Why Can’t Video Game Movies Succeed?

By Matthew Ryan – 24th March 2014
Why Can’t Video Game Movies Succeed?

Video game movies have, from the get-go, struggled to win over fans and critics alike. While a number of them have generated decent amounts of revenue, and a few others making decent profits, the genre as a whole has always fallen flat. Obviously there are reasons as to why these movies have never really seen success; and with the silver screen adaptation of Need For Speed now a few days into its theatrical run, I thought I’d take a look back at the state of video game movies, and try to explain why it is exactly that they can’t catch a break.

A Brief Look Back

While 1995’s Mortal Kombat, and a slew of Pokemon movies from 1998 to 2000, can take some of the credit for establishing video games in movies; it wasn’t until 2001 when things truly took off, for better and for worse. With a credible actress as the lead, a massive budget and an army of fans to boot, Lara Croft: Tomb Raider launched video game movies into a favorable position; one that as of yet, has not been capitalized on.

While the movie itself received poor reviews, it was a commercial success, drawing in just shy of $275,000,000 at the box office, over double its $115,000,000 budget. This commercial success was enough to warrant a sequel, which was released in 2003. Lara Croft Tomb Raider: The Cradle of Life proved yet again to be a commercial success, but failed to reach the heights of it’s predecessor. Although the movie received slightly better ratings, (43/100 to it’s predecessor’s 33/100, as per Metacritic), the series was dead and video games had to find another avenue in the film industry.

Tomb Raider Movie

While financially successful, both Tomb Raider movies were critical failures.

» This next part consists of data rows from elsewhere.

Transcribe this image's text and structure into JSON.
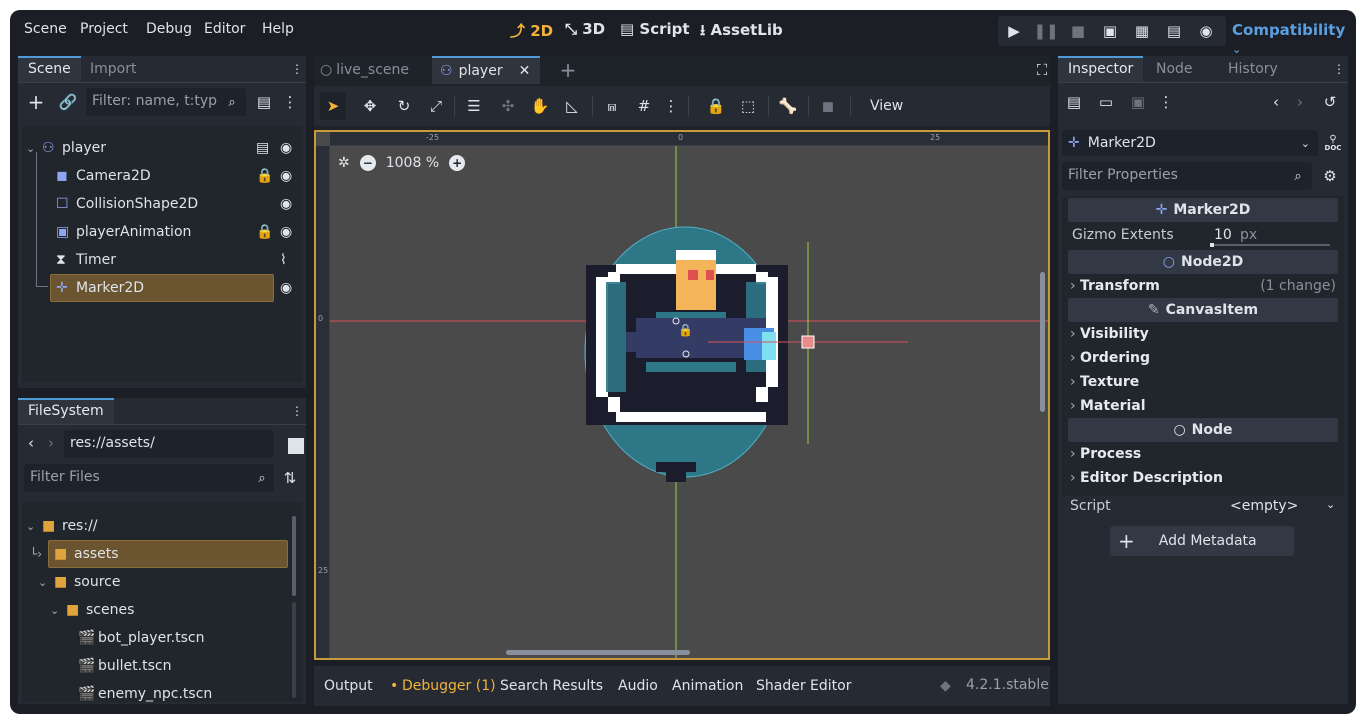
{
  "menu": [
    "Scene",
    "Project",
    "Debug",
    "Editor",
    "Help"
  ],
  "workspaces": [
    {
      "icon": "2d-icon",
      "glyph": "⤴",
      "label": "2D"
    },
    {
      "icon": "3d-icon",
      "glyph": "⤡",
      "label": "3D"
    },
    {
      "icon": "script-icon",
      "glyph": "▤",
      "label": "Script"
    },
    {
      "icon": "assetlib-icon",
      "glyph": "⭳",
      "label": "AssetLib"
    }
  ],
  "renderer": "Compatibility",
  "scene_dock": {
    "tabs": [
      "Scene",
      "Import"
    ],
    "filter_placeholder": "Filter: name, t:typ",
    "tree": [
      {
        "name": "player",
        "icon": "player-node-icon"
      },
      {
        "name": "Camera2D",
        "icon": "camera2d-icon"
      },
      {
        "name": "CollisionShape2D",
        "icon": "collisionshape-icon"
      },
      {
        "name": "playerAnimation",
        "icon": "animatedsprite-icon"
      },
      {
        "name": "Timer",
        "icon": "timer-icon"
      },
      {
        "name": "Marker2D",
        "icon": "marker2d-icon"
      }
    ]
  },
  "filesystem": {
    "tab": "FileSystem",
    "path": "res://assets/",
    "filter_placeholder": "Filter Files",
    "items": [
      {
        "name": "res://",
        "type": "folder"
      },
      {
        "name": "assets",
        "type": "folder"
      },
      {
        "name": "source",
        "type": "folder"
      },
      {
        "name": "scenes",
        "type": "folder"
      },
      {
        "name": "bot_player.tscn",
        "type": "scene"
      },
      {
        "name": "bullet.tscn",
        "type": "scene"
      },
      {
        "name": "enemy_npc.tscn",
        "type": "scene"
      }
    ]
  },
  "editor_tabs": [
    {
      "name": "live_scene",
      "icon": "circle-icon"
    },
    {
      "name": "player",
      "icon": "player-node-icon"
    }
  ],
  "toolbar": {
    "view_label": "View"
  },
  "viewport": {
    "zoom": "1008 %",
    "ruler_top": [
      "-25",
      "0",
      "25"
    ],
    "ruler_left": [
      "0",
      "25"
    ]
  },
  "bottom_tabs": [
    "Output",
    "Debugger (1)",
    "Search Results",
    "Audio",
    "Animation",
    "Shader Editor"
  ],
  "version": "4.2.1.stable",
  "inspector": {
    "tabs": [
      "Inspector",
      "Node",
      "History"
    ],
    "node_name": "Marker2D",
    "filter_placeholder": "Filter Properties",
    "class_header": "Marker2D",
    "gizmo_label": "Gizmo Extents",
    "gizmo_value": "10",
    "gizmo_unit": "px",
    "node2d_header": "Node2D",
    "transform": "Transform",
    "transform_note": "(1 change)",
    "canvasitem_header": "CanvasItem",
    "canvasitem_props": [
      "Visibility",
      "Ordering",
      "Texture",
      "Material"
    ],
    "node_header": "Node",
    "node_props": [
      "Process",
      "Editor Description"
    ],
    "script_label": "Script",
    "script_value": "<empty>",
    "add_metadata": "Add Metadata",
    "doc_label": "DOC"
  },
  "colors": {
    "accent": "#4f9bd8",
    "selection": "#6b5530",
    "viewport_frame": "#c79a3a",
    "teal": "#2e7787"
  }
}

In between the two Tomb Raider movies, another recognizable video game series was adapted to try to take the movie scene by storm. 2002’s Resident Evil launched arguably the most successful video game movie adaptations yet. With five movies in the series already released, and a sixth on the way this year, Resident Evil has at least proven that video game movies can, if managed correctly, last in the ruthless world of film. Like Tomb Raider, the Resident Evil movies have all been commercial successes, yet critical failures, with a hardcore fanbase, that will undoubtedly generate revenue, driving the series onward.

With movies such as Doom, Hitman, Silent Hill and Max Payne rounding out a decade of less-than-stellar video game movies, in 2012, Prince of Persia looked to finally change the fortunes for all future adaptations. With one of the largest budgets of any movie in history, Prince of Persia was filled had the potential to deliver a movie that truly paid homage to its namesake. Instead, the titular Prince was an American and the antagonist, English. Lacking little-to-no resemblance to the games, Prince of Persia was critically hounded, while simultaneously becoming the highest-grossing video game movie of all time. Critically panned and commercially successful. Do you notice a trend emerging?

A Brief Look Forward

As you could probably tell, although they’ve never been that well received, video game movies aren’t going anywhere any time soon. A slew of movie adaptations of some of the gaming world’s most famous stories will be gracing cinema screens over the next few years. There have already been a number of confirmed reboots happening, namely a Hitman reboot titled Agent 47, and an as-of-yet unnamed reboot of Tomb Raider. There are also a number of new additions to the big screen, with the likes of the upcoming Assassin’s CreedWarcraft and Uncharted movies being some of the bigger names involved.

I personally feel the most optimism towards the animated movies coming out. Both a Ratchet & Clank and Sly Cooper movie have been announced, and it seems to be a far more promising avenue for video games in the movie business. A first major benefit of being animated is that the movies in question will look like the games they are adapting. Ratchet & Clank and Sly Cooper are both franchises with armies of fans, and seeing some of their favorite games brought to the big screen will undoubtedly please a great many of them. A second, and arguably the largest, benefit is the cast. Casts in animated movies have the benefit of not having to look like the characters they are playing, and as such, the movies will remain very true to the games.

Sly Cooper Movie

The upcoming Sly Cooper movie shows the potential of future video game movies.

  • TotallyNotGlenn

    lol What are you talking about? NFS passed the 100 million mark in box offices recently.

    • Matthew Ryan

      “Critically panned and commercially successful. Do you notice a trend emerging?”

      I’m well aware the movie’s made money. That’s not the only thing that makes a movie a success though. That’s what I’m talking about.

      • TotallyNotGlenn

        What else indicates a movie’s success? Critic scores?

        Frankly, critic scores are low, while viewer scores are high, a frequent trend with many movies. Decent viewer ratings, plus making a lot of money indicates high interest. Sounds successful to me.